*** Opening of Extracted information ***

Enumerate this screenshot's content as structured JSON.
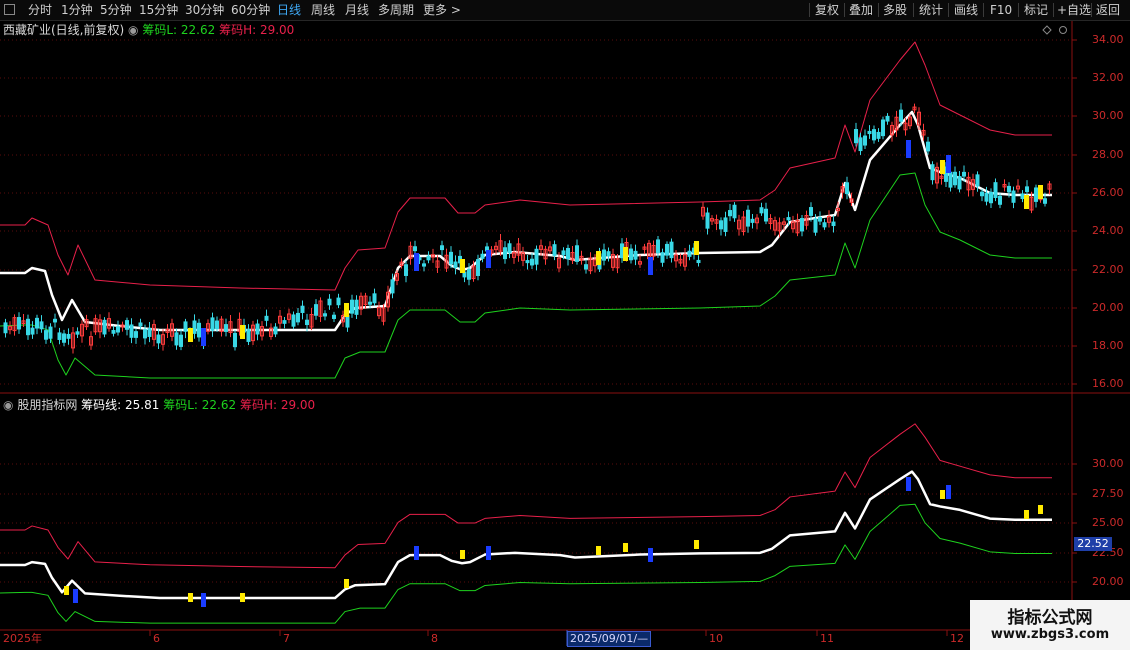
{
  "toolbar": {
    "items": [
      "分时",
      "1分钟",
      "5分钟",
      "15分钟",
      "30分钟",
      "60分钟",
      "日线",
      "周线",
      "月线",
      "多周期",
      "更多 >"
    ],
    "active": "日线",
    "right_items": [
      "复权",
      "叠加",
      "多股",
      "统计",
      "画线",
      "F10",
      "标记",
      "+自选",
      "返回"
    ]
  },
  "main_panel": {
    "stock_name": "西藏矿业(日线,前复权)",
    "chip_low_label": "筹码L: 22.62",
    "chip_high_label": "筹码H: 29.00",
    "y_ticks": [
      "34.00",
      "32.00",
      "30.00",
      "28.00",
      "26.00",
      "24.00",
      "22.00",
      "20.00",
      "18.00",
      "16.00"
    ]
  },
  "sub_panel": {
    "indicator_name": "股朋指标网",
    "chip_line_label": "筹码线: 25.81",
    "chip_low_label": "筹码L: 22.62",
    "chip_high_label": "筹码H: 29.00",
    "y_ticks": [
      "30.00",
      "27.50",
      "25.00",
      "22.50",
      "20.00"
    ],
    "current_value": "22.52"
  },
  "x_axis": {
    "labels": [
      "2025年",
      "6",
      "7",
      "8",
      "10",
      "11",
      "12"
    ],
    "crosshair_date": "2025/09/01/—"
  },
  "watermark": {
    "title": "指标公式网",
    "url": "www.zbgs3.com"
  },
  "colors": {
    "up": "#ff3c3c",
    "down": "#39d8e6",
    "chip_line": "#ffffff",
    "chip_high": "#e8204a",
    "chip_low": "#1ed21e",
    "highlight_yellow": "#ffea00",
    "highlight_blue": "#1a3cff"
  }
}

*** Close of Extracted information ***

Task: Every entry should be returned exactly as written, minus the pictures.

Solution:
Enumerate this screenshot's content as structured JSON.
{
  "toolbar": {
    "items": [
      "分时",
      "1分钟",
      "5分钟",
      "15分钟",
      "30分钟",
      "60分钟",
      "日线",
      "周线",
      "月线",
      "多周期",
      "更多 >"
    ],
    "active": "日线",
    "right_items": [
      "复权",
      "叠加",
      "多股",
      "统计",
      "画线",
      "F10",
      "标记",
      "+自选",
      "返回"
    ]
  },
  "main_panel": {
    "stock_name": "西藏矿业(日线,前复权)",
    "chip_low_label": "筹码L: 22.62",
    "chip_high_label": "筹码H: 29.00",
    "y_ticks": [
      "34.00",
      "32.00",
      "30.00",
      "28.00",
      "26.00",
      "24.00",
      "22.00",
      "20.00",
      "18.00",
      "16.00"
    ]
  },
  "sub_panel": {
    "indicator_name": "股朋指标网",
    "chip_line_label": "筹码线: 25.81",
    "chip_low_label": "筹码L: 22.62",
    "chip_high_label": "筹码H: 29.00",
    "y_ticks": [
      "30.00",
      "27.50",
      "25.00",
      "22.50",
      "20.00"
    ],
    "current_value": "22.52"
  },
  "x_axis": {
    "labels": [
      "2025年",
      "6",
      "7",
      "8",
      "10",
      "11",
      "12"
    ],
    "crosshair_date": "2025/09/01/—"
  },
  "watermark": {
    "title": "指标公式网",
    "url": "www.zbgs3.com"
  },
  "colors": {
    "up": "#ff3c3c",
    "down": "#39d8e6",
    "chip_line": "#ffffff",
    "chip_high": "#e8204a",
    "chip_low": "#1ed21e",
    "highlight_yellow": "#ffea00",
    "highlight_blue": "#1a3cff"
  }
}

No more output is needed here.